We must free ourselves of the hope that the sea will ever rest. We must learn to sail in high winds. – Aristotle Onassis
I’ve been reading the same paper again and again for the last week, trying to figure out how I should read. You would think I would know how to do that by now, but it’s harder than you think.
There is a passage in Robert Pirsig’s Zen and the art of motorcycle maintenance where the main character, Phaedrus, is wrestling with the writing of Kant, the great German philosopher. Phadreus approaches each sentence like a chess move, testing, probing, looking for flaws, looking for a weakness he can thrust through. Trying to see if what is said is true, if it is worth knowing.
The difficulty with words is that there are so many of them out there. And not all of them are good. If you are serious about the work you have to get better at telling the good ones from the bad. But why would you do that?

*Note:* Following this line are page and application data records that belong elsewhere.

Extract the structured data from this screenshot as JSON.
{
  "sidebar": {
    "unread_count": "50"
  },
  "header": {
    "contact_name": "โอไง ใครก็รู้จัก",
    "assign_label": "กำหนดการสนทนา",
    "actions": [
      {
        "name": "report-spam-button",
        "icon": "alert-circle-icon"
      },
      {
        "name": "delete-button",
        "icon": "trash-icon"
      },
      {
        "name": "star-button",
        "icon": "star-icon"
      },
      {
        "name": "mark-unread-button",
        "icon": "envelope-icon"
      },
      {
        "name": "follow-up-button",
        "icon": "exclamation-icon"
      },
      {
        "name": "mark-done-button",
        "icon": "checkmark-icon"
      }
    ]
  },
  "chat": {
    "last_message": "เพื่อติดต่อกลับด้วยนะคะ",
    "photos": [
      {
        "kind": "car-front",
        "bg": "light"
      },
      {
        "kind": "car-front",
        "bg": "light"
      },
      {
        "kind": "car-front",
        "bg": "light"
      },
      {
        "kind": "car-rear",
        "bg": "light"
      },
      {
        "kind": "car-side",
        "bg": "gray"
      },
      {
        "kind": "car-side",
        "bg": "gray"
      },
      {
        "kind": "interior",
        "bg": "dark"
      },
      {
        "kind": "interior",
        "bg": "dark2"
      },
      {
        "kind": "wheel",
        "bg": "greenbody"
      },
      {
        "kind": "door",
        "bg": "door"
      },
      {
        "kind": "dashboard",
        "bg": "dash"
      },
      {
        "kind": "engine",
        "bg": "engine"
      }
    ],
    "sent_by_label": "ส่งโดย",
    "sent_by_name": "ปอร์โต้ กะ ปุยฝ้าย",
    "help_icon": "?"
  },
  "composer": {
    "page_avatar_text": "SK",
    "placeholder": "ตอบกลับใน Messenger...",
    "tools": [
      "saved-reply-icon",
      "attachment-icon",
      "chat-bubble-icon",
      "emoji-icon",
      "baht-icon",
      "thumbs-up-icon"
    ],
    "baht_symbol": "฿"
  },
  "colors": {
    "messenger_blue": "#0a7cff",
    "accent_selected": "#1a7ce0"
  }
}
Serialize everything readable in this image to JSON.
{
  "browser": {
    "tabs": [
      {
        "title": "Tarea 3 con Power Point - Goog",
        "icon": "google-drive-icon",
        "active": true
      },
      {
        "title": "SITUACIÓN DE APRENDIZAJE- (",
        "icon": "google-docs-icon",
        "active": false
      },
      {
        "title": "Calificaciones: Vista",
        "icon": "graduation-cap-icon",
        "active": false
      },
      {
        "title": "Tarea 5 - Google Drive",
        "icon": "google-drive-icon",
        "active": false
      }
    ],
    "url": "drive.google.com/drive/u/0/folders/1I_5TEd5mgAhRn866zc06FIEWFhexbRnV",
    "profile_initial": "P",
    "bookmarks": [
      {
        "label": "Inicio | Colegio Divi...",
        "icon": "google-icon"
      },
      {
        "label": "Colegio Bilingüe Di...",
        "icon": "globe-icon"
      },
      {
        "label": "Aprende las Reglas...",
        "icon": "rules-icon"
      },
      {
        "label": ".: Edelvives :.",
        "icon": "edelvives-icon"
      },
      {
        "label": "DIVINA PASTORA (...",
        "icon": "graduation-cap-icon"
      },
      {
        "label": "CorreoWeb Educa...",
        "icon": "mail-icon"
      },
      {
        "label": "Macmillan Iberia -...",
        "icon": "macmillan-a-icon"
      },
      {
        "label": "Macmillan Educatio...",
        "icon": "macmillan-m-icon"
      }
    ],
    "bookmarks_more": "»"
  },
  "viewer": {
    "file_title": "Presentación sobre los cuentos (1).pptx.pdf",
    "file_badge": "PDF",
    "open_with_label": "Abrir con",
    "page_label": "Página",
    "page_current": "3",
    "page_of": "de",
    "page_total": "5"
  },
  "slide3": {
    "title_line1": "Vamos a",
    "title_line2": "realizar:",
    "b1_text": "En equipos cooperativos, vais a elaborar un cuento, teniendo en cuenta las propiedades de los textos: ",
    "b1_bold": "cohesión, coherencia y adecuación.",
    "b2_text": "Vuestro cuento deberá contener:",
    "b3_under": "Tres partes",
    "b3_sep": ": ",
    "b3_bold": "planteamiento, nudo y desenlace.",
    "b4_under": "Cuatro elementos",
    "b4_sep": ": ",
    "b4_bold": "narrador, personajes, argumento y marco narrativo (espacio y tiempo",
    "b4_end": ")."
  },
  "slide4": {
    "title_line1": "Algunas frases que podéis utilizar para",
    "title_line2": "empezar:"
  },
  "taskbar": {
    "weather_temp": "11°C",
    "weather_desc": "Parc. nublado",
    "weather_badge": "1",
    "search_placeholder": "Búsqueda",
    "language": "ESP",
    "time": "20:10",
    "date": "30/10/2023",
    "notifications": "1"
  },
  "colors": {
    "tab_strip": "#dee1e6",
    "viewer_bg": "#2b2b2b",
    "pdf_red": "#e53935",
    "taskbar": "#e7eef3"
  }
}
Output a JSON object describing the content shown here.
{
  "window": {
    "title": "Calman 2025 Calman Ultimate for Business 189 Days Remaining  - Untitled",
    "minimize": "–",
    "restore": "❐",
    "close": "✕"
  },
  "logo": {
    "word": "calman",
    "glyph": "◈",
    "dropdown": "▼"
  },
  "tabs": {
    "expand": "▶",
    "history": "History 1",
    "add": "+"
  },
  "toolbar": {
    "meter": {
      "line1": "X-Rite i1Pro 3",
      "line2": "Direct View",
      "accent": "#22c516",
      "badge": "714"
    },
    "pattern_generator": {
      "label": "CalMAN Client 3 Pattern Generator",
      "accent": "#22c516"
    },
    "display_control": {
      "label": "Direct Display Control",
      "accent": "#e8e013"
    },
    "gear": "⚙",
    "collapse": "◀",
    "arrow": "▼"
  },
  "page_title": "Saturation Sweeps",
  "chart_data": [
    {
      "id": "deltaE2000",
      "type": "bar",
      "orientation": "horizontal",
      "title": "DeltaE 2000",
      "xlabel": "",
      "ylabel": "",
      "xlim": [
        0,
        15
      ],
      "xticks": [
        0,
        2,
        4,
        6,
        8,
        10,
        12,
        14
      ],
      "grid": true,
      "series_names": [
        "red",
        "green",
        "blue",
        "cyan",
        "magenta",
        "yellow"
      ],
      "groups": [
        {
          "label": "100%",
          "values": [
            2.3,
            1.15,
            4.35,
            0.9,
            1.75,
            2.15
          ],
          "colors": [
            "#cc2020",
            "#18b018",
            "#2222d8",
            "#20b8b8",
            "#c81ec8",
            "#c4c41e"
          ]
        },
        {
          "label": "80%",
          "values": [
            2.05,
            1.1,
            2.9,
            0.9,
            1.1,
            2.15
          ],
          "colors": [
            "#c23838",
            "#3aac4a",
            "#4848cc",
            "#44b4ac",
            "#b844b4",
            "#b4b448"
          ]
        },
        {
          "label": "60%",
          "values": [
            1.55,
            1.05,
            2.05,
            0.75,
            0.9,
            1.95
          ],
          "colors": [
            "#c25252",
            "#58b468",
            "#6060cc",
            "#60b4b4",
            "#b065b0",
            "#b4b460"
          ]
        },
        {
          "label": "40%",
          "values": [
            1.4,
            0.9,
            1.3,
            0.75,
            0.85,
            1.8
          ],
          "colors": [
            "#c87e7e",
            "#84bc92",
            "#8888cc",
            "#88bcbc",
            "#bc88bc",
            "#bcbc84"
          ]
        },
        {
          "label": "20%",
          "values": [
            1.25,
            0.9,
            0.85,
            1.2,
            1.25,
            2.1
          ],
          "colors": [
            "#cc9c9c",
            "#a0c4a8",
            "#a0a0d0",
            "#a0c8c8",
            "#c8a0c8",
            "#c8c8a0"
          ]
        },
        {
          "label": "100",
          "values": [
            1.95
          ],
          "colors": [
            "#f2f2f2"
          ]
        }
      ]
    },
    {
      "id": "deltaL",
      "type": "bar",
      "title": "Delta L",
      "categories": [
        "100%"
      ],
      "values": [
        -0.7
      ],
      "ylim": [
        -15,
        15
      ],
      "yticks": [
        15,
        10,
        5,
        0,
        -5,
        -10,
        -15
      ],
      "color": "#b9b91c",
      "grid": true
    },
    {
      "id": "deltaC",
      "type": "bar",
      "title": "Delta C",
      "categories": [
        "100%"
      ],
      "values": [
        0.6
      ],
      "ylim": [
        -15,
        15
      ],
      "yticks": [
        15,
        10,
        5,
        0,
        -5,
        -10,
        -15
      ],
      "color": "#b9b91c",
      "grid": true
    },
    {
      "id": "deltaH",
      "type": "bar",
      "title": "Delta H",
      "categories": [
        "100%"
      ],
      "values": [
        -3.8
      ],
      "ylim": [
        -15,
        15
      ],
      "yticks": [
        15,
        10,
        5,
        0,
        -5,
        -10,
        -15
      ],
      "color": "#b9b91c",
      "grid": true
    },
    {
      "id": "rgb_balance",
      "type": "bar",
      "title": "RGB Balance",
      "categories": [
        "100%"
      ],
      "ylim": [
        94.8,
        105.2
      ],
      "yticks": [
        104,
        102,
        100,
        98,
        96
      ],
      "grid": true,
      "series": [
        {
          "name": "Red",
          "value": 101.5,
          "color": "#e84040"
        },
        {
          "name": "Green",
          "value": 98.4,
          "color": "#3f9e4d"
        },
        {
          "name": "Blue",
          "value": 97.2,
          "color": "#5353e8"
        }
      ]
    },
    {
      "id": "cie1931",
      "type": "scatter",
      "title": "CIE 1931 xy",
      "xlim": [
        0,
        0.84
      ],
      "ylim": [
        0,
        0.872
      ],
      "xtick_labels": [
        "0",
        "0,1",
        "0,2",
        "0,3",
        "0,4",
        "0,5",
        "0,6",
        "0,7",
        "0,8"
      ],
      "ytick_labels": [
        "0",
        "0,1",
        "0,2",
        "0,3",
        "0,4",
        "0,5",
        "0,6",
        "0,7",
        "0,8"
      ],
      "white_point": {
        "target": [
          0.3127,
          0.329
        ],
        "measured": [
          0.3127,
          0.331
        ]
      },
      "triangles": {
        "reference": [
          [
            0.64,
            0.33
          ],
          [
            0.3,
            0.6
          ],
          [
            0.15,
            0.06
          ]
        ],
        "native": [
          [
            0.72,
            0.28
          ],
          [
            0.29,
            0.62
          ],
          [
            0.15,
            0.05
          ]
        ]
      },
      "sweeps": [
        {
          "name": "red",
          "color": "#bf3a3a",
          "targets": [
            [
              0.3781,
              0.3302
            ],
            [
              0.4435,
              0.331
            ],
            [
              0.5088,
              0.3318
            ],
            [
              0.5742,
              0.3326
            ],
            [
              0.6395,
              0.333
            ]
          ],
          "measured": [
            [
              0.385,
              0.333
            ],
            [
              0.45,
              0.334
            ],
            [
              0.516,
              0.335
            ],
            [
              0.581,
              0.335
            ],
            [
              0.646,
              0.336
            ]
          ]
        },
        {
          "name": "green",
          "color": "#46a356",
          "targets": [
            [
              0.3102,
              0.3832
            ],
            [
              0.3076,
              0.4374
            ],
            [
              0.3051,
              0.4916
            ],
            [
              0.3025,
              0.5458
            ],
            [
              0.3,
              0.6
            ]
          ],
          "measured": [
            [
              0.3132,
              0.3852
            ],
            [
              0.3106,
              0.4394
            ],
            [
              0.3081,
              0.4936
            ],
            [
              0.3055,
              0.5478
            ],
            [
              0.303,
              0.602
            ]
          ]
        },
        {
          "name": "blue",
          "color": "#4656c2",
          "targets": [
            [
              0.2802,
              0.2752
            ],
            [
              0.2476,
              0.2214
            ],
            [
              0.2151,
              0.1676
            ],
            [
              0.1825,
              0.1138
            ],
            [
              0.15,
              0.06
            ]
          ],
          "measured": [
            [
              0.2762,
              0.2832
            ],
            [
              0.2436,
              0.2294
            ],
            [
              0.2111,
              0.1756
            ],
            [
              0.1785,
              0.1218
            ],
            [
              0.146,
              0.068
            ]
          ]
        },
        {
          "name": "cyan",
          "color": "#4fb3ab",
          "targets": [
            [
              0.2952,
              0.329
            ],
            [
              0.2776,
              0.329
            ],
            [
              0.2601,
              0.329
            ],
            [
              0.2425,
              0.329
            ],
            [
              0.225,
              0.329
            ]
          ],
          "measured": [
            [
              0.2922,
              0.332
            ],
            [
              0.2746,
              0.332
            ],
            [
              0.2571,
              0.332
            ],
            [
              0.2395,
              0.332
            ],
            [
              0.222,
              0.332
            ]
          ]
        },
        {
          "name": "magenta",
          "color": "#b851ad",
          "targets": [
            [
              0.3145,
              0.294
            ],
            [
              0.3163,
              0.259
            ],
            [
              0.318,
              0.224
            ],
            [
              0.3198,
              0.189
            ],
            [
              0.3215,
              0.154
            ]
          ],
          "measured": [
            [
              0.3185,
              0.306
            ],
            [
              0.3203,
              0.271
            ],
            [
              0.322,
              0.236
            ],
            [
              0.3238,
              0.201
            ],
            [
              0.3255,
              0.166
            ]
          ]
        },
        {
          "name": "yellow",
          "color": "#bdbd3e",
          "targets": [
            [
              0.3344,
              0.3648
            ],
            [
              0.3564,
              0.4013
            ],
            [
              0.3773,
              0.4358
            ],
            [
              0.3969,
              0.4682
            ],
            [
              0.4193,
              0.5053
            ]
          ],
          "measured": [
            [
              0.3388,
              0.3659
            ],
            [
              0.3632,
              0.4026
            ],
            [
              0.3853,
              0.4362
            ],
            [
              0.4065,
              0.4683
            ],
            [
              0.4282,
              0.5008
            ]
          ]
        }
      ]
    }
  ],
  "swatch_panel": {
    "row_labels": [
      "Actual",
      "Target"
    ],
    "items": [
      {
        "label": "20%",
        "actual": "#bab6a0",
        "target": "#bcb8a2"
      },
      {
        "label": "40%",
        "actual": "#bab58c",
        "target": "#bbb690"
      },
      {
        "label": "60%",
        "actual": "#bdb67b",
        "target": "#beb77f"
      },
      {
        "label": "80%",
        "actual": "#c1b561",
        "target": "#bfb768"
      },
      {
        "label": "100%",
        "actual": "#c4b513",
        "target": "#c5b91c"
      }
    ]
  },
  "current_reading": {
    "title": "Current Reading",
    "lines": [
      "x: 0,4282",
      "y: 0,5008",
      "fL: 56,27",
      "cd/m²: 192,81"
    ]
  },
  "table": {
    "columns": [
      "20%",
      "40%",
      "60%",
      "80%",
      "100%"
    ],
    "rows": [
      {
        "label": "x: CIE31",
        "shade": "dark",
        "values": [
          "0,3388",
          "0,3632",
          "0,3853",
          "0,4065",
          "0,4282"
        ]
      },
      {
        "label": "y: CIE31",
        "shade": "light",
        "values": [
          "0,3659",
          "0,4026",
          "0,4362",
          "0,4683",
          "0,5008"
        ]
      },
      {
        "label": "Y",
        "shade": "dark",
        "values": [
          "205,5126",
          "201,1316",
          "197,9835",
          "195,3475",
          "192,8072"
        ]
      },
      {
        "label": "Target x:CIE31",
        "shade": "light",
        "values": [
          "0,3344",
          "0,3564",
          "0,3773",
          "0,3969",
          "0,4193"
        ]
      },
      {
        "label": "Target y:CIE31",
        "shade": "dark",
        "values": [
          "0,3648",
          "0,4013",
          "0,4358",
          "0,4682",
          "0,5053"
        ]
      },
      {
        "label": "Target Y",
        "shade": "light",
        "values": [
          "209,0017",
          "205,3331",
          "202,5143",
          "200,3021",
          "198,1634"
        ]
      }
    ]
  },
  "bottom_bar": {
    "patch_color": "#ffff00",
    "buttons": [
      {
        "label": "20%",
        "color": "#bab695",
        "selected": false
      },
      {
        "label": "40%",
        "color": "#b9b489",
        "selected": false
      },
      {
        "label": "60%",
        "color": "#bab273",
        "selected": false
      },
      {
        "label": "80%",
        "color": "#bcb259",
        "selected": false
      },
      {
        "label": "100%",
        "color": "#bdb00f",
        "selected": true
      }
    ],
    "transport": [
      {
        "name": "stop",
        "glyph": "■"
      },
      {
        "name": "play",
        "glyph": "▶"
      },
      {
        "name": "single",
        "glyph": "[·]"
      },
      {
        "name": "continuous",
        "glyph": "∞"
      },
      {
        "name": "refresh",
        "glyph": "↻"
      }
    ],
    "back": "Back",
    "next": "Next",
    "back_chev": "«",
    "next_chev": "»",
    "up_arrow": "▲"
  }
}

It turns out that high performing individuals are rare, and so are high performing organizations. And this is because the way we learn new things and apply them vary in how effective they are.
Most of the time we try and do what we’re doing better. This is called single-loop learning. If you make an omelette day after day then you’ll get better at making an omelette. That’s the same with form filling or doing a task at your work – you get better over time.
Getting even better starts with taking a step back and asking if the task you are doing is the right thing to do. Is it helping you achieve your goals? For example, a lot of people spend up working on tasks that customers don’t really care about. You might send out detailed emails that they don’t read, for example. If you find out what customers actually want and then send them that instead you’re starting to engage in double-loop learning – going from a task focus to figuring out the right thing to do.
From there, it gets harder to improve. Higher order thinking, or triple-loop learning is something that high performing individuals and high performing organizations do but it’s not easy to get your head around.
The model that starts this post is one way to think about it.
It starts with being open to learning new stuff, from books and other resources and from others in your network who know more than you might. How much new knowledge have you gained since your last degree?
You need to be able to take that knowledge and move it into your own space – whether it’s to help you work better or to help your organization work better. And you often start with figuring out where the gaps are when it comes to doing the best job you can.
Getting to that working better part is a little like evolving, hopefully to something that adapts better to the situation you’re in. The variation-selection-retention cycle explains how this happens. Now that you’ve learned something new you pick something to try, a kind of experiment. Then you learn from that, and keep what works, what is best for you. It sounds simple, but it’s not easy to do, for a couple of reasons.
The first has to do with taking the time to think about and reflect on what’s going on. What are you trying to achieve, how well did your experiment work and what did you learn. What would you change? What would you keep?
This kind of reflection on what went well, what went badly and what you are going to do next is important if you want to be able to make a sustained improvements in your practice.
But there is always a problem, especially when you work with others. People don’t like change, especially change that they haven’t asked for. This will make them unhappy. It’s called adaptive tension, and you need to manage that. If you don’t then people will go back to the old ways of doing things as soon as they can because all your new ideas are simply a pain in the rear for them.
This is a big reason why large change projects fail, because consultants or leaders bring in new stuff without thinking through how the people affected will think and feel and react.
But if you can do these things then you’re engaging in higher order thinking, and you have the pieces in place to be a high performing individual or build a high performing team.